═══ Material for the task
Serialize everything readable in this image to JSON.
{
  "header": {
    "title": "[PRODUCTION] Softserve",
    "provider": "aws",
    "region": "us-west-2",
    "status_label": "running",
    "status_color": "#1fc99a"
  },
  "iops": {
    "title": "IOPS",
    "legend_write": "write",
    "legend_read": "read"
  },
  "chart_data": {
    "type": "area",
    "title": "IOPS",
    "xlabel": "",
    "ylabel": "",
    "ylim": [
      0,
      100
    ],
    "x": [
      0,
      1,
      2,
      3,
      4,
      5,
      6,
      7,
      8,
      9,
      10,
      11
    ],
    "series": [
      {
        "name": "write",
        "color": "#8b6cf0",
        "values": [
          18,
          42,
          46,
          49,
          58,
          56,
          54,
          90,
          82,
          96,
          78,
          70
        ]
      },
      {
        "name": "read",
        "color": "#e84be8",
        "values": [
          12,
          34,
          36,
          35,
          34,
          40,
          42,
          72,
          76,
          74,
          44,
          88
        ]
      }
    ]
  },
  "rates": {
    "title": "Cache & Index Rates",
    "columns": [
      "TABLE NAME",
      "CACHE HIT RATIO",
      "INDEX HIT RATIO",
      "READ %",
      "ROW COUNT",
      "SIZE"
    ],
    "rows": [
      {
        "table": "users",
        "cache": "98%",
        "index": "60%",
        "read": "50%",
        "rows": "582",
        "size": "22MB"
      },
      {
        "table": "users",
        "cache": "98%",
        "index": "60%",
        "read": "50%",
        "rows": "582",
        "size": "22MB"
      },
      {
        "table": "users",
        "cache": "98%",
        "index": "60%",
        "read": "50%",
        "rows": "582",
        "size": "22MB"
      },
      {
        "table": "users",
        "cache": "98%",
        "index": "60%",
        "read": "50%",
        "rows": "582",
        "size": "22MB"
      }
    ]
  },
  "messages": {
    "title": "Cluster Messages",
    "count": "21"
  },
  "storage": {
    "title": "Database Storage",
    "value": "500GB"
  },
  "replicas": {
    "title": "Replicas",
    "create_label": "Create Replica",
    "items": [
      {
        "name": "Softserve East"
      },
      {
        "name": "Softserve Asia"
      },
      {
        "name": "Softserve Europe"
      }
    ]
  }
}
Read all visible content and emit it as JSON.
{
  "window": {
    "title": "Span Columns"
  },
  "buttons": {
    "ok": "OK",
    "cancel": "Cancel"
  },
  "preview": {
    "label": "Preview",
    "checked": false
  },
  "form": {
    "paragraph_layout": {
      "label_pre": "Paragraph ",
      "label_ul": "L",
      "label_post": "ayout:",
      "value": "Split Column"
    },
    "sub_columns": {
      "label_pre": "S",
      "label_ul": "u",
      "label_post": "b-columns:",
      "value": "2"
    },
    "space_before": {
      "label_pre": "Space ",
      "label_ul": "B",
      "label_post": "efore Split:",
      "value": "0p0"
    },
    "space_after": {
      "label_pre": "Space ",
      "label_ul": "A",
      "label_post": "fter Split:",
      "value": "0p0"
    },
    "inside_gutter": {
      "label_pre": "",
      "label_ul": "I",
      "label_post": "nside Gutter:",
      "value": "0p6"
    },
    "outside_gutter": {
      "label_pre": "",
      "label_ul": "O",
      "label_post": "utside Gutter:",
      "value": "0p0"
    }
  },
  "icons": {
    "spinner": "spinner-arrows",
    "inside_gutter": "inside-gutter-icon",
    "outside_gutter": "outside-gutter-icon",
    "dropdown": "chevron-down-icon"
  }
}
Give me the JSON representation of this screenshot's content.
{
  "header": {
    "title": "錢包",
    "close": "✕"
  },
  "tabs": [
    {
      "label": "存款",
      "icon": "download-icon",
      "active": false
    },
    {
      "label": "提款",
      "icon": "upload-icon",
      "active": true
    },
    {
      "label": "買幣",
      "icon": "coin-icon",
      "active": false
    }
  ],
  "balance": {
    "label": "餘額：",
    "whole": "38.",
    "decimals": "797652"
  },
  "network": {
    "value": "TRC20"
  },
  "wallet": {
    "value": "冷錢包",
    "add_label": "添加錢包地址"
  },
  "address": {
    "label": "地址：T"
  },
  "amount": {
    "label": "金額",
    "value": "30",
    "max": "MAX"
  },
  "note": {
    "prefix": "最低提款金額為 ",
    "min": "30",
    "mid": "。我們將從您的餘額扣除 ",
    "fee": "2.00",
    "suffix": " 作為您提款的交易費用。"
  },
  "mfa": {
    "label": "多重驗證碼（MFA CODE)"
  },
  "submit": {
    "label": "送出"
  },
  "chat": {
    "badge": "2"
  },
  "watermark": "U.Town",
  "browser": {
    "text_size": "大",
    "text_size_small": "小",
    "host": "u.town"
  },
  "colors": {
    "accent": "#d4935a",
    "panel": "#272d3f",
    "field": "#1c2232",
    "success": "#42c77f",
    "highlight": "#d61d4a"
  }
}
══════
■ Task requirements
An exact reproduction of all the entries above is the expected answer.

■ Your solution
Serialize everything readable in this image to JSON.
{
  "header": {
    "title": "[PRODUCTION] Softserve",
    "provider": "aws",
    "region": "us-west-2",
    "status_label": "running",
    "status_color": "#1fc99a"
  },
  "iops": {
    "title": "IOPS",
    "legend_write": "write",
    "legend_read": "read"
  },
  "chart_data": {
    "type": "area",
    "title": "IOPS",
    "xlabel": "",
    "ylabel": "",
    "ylim": [
      0,
      100
    ],
    "x": [
      0,
      1,
      2,
      3,
      4,
      5,
      6,
      7,
      8,
      9,
      10,
      11
    ],
    "series": [
      {
        "name": "write",
        "color": "#8b6cf0",
        "values": [
          18,
          42,
          46,
          49,
          58,
          56,
          54,
          90,
          82,
          96,
          78,
          70
        ]
      },
      {
        "name": "read",
        "color": "#e84be8",
        "values": [
          12,
          34,
          36,
          35,
          34,
          40,
          42,
          72,
          76,
          74,
          44,
          88
        ]
      }
    ]
  },
  "rates": {
    "title": "Cache & Index Rates",
    "columns": [
      "TABLE NAME",
      "CACHE HIT RATIO",
      "INDEX HIT RATIO",
      "READ %",
      "ROW COUNT",
      "SIZE"
    ],
    "rows": [
      {
        "table": "users",
        "cache": "98%",
        "index": "60%",
        "read": "50%",
        "rows": "582",
        "size": "22MB"
      },
      {
        "table": "users",
        "cache": "98%",
        "index": "60%",
        "read": "50%",
        "rows": "582",
        "size": "22MB"
      },
      {
        "table": "users",
        "cache": "98%",
        "index": "60%",
        "read": "50%",
        "rows": "582",
        "size": "22MB"
      },
      {
        "table": "users",
        "cache": "98%",
        "index": "60%",
        "read": "50%",
        "rows": "582",
        "size": "22MB"
      }
    ]
  },
  "messages": {
    "title": "Cluster Messages",
    "count": "21"
  },
  "storage": {
    "title": "Database Storage",
    "value": "500GB"
  },
  "replicas": {
    "title": "Replicas",
    "create_label": "Create Replica",
    "items": [
      {
        "name": "Softserve East"
      },
      {
        "name": "Softserve Asia"
      },
      {
        "name": "Softserve Europe"
      }
    ]
  }
}
Read all visible content and emit it as JSON.
{
  "window": {
    "title": "Span Columns"
  },
  "buttons": {
    "ok": "OK",
    "cancel": "Cancel"
  },
  "preview": {
    "label": "Preview",
    "checked": false
  },
  "form": {
    "paragraph_layout": {
      "label_pre": "Paragraph ",
      "label_ul": "L",
      "label_post": "ayout:",
      "value": "Split Column"
    },
    "sub_columns": {
      "label_pre": "S",
      "label_ul": "u",
      "label_post": "b-columns:",
      "value": "2"
    },
    "space_before": {
      "label_pre": "Space ",
      "label_ul": "B",
      "label_post": "efore Split:",
      "value": "0p0"
    },
    "space_after": {
      "label_pre": "Space ",
      "label_ul": "A",
      "label_post": "fter Split:",
      "value": "0p0"
    },
    "inside_gutter": {
      "label_pre": "",
      "label_ul": "I",
      "label_post": "nside Gutter:",
      "value": "0p6"
    },
    "outside_gutter": {
      "label_pre": "",
      "label_ul": "O",
      "label_post": "utside Gutter:",
      "value": "0p0"
    }
  },
  "icons": {
    "spinner": "spinner-arrows",
    "inside_gutter": "inside-gutter-icon",
    "outside_gutter": "outside-gutter-icon",
    "dropdown": "chevron-down-icon"
  }
}
Give me the JSON representation of this screenshot's content.
{
  "header": {
    "title": "錢包",
    "close": "✕"
  },
  "tabs": [
    {
      "label": "存款",
      "icon": "download-icon",
      "active": false
    },
    {
      "label": "提款",
      "icon": "upload-icon",
      "active": true
    },
    {
      "label": "買幣",
      "icon": "coin-icon",
      "active": false
    }
  ],
  "balance": {
    "label": "餘額：",
    "whole": "38.",
    "decimals": "797652"
  },
  "network": {
    "value": "TRC20"
  },
  "wallet": {
    "value": "冷錢包",
    "add_label": "添加錢包地址"
  },
  "address": {
    "label": "地址：T"
  },
  "amount": {
    "label": "金額",
    "value": "30",
    "max": "MAX"
  },
  "note": {
    "prefix": "最低提款金額為 ",
    "min": "30",
    "mid": "。我們將從您的餘額扣除 ",
    "fee": "2.00",
    "suffix": " 作為您提款的交易費用。"
  },
  "mfa": {
    "label": "多重驗證碼（MFA CODE)"
  },
  "submit": {
    "label": "送出"
  },
  "chat": {
    "badge": "2"
  },
  "watermark": "U.Town",
  "browser": {
    "text_size": "大",
    "text_size_small": "小",
    "host": "u.town"
  },
  "colors": {
    "accent": "#d4935a",
    "panel": "#272d3f",
    "field": "#1c2232",
    "success": "#42c77f",
    "highlight": "#d61d4a"
  }
}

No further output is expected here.